#### INFORMATION GIVEN:
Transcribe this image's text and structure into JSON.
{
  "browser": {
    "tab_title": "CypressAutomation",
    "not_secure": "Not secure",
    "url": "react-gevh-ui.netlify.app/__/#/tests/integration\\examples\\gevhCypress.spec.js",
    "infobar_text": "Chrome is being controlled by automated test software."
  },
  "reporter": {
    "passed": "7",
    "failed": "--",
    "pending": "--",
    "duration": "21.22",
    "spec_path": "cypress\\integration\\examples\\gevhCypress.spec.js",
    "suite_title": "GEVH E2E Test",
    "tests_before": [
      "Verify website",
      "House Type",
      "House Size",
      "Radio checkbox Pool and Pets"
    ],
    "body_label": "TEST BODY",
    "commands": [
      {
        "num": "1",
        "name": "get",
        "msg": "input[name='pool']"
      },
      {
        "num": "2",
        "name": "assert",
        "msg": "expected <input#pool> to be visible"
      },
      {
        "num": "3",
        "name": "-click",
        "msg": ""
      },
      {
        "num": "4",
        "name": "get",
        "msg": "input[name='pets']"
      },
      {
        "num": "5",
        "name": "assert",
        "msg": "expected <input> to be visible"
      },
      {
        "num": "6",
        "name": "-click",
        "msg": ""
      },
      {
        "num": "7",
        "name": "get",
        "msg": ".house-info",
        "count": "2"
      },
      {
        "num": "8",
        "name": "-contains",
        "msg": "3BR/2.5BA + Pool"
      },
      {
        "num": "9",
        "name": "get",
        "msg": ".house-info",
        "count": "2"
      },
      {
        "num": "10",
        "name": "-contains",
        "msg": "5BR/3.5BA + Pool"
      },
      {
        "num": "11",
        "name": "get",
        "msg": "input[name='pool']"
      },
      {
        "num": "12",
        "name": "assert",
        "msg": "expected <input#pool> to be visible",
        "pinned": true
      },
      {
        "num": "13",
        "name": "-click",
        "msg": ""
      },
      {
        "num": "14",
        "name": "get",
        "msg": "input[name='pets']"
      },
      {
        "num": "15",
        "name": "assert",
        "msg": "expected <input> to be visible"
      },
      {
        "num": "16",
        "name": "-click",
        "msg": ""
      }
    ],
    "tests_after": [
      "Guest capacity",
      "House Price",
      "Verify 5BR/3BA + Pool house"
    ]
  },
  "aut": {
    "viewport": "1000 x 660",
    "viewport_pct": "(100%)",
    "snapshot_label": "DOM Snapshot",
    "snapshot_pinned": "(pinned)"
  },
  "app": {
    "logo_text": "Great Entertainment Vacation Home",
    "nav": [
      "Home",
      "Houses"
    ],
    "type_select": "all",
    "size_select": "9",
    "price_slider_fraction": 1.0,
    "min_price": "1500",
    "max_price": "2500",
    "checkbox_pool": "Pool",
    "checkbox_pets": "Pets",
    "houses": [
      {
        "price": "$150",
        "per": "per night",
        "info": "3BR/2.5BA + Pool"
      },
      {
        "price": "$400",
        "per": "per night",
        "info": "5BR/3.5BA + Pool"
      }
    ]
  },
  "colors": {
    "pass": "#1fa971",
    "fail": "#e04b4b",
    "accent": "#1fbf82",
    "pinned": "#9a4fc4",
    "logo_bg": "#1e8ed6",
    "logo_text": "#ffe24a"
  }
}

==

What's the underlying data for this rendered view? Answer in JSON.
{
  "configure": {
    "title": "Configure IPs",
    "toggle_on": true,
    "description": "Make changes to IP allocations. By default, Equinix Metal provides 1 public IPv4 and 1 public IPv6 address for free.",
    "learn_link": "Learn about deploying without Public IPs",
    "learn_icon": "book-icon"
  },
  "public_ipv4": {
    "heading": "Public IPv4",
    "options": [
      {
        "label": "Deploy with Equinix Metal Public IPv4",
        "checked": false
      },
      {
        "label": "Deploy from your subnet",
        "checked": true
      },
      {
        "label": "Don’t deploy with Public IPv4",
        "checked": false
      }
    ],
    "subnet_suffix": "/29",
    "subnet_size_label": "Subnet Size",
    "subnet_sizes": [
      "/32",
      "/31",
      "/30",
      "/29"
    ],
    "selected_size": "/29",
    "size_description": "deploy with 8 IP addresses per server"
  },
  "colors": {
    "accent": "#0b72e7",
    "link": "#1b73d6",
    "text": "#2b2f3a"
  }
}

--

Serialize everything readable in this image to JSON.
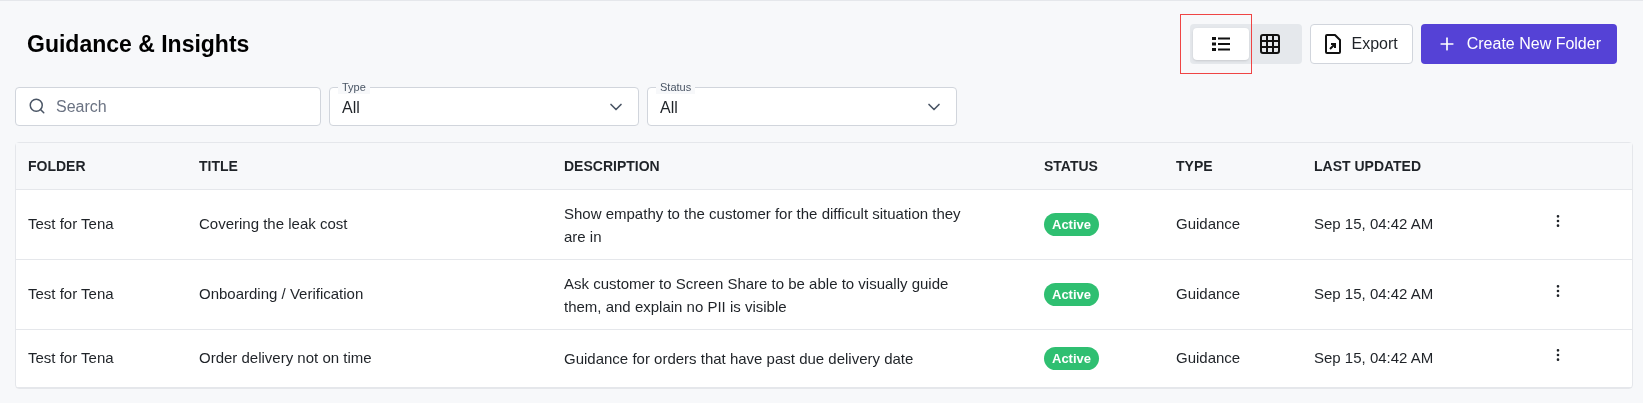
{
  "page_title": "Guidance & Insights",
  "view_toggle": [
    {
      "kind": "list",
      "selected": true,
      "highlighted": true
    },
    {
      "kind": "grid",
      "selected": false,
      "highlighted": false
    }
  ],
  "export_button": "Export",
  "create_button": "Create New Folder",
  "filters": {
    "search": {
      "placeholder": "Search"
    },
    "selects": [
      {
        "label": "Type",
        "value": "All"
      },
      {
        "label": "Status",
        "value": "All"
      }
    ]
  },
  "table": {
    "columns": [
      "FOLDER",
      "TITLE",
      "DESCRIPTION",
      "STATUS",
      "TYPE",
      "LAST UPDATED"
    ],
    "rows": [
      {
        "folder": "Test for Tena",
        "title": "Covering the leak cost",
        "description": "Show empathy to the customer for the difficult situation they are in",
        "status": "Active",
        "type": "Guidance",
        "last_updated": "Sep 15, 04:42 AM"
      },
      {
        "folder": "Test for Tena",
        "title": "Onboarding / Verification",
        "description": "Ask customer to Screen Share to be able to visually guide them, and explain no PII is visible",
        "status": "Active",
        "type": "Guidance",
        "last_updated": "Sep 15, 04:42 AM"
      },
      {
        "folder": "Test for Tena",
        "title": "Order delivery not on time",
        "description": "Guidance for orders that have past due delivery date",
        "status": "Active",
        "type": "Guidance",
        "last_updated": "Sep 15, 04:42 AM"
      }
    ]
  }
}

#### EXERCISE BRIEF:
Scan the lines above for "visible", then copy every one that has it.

#### ANSWER SECTION:
        "msg": "expected <input#pool> to be visible"
        "msg": "expected <input> to be visible"
        "msg": "expected <input#pool> to be visible",
        "msg": "expected <input> to be visible"
        "description": "Ask customer to Screen Share to be able to visually guide them, and explain no PII is visible",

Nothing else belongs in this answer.